§ ASSIGNMENT
Which of the lines below hold the word "selected"? Pull each of them out.

§ THE INPUT

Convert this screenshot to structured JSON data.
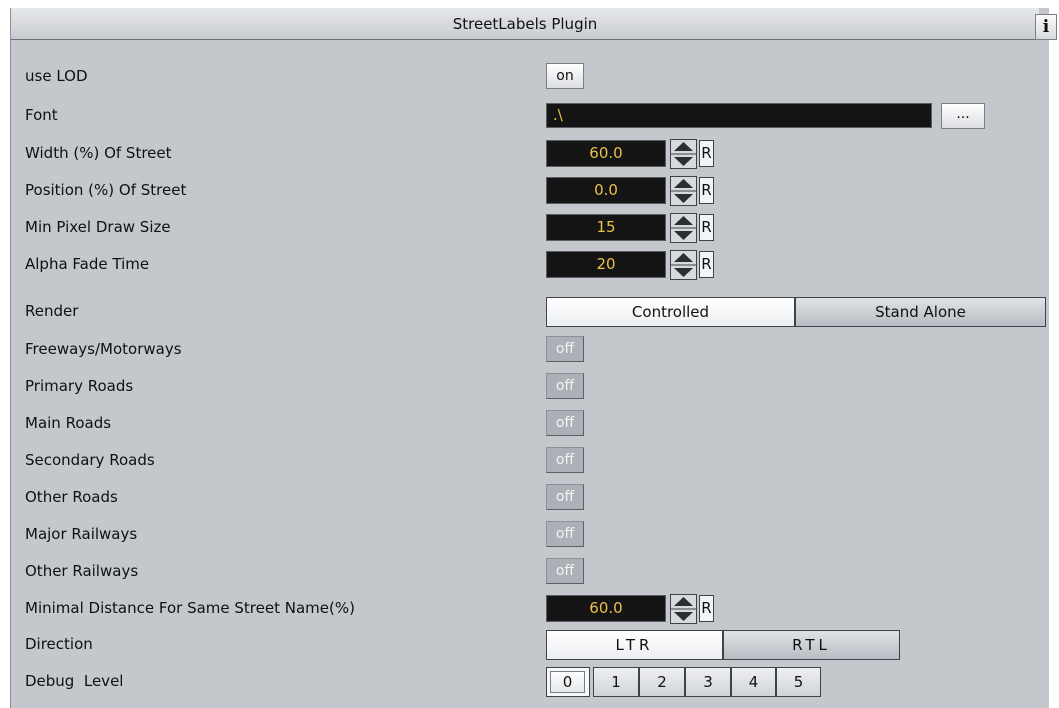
{
  "panel": {
    "title": "StreetLabels Plugin",
    "info_label": "i"
  },
  "rows": {
    "use_lod": {
      "label": "use LOD",
      "value": "on"
    },
    "font": {
      "label": "Font",
      "value": ".\\",
      "browse_label": "..."
    },
    "width_of_street": {
      "label": "Width (%) Of Street",
      "value": "60.0",
      "reset": "R"
    },
    "position_of_street": {
      "label": "Position (%) Of Street",
      "value": "0.0",
      "reset": "R"
    },
    "min_pixel_draw_size": {
      "label": "Min Pixel Draw Size",
      "value": "15",
      "reset": "R"
    },
    "alpha_fade_time": {
      "label": "Alpha Fade Time",
      "value": "20",
      "reset": "R"
    },
    "render": {
      "label": "Render",
      "options": [
        "Controlled",
        "Stand Alone"
      ],
      "selected": "Controlled"
    },
    "freeways": {
      "label": "Freeways/Motorways",
      "value": "off"
    },
    "primary_roads": {
      "label": "Primary Roads",
      "value": "off"
    },
    "main_roads": {
      "label": "Main Roads",
      "value": "off"
    },
    "secondary_roads": {
      "label": "Secondary Roads",
      "value": "off"
    },
    "other_roads": {
      "label": "Other Roads",
      "value": "off"
    },
    "major_railways": {
      "label": "Major Railways",
      "value": "off"
    },
    "other_railways": {
      "label": "Other Railways",
      "value": "off"
    },
    "min_distance": {
      "label": "Minimal Distance For Same Street Name(%)",
      "value": "60.0",
      "reset": "R"
    },
    "direction": {
      "label": "Direction",
      "options": [
        "LTR",
        "RTL"
      ],
      "selected": "LTR"
    },
    "debug_level": {
      "label": "Debug  Level",
      "options": [
        "0",
        "1",
        "2",
        "3",
        "4",
        "5"
      ],
      "selected": "0"
    }
  },
  "colors": {
    "panel_bg": "#c4c7cc",
    "field_bg": "#141414",
    "field_text": "#e9c14a",
    "toggle_off_bg": "#adb1b7"
  }
}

§ COMPLETED TASK
      "selected": "Controlled"
      "selected": "LTR"
      "selected": "0"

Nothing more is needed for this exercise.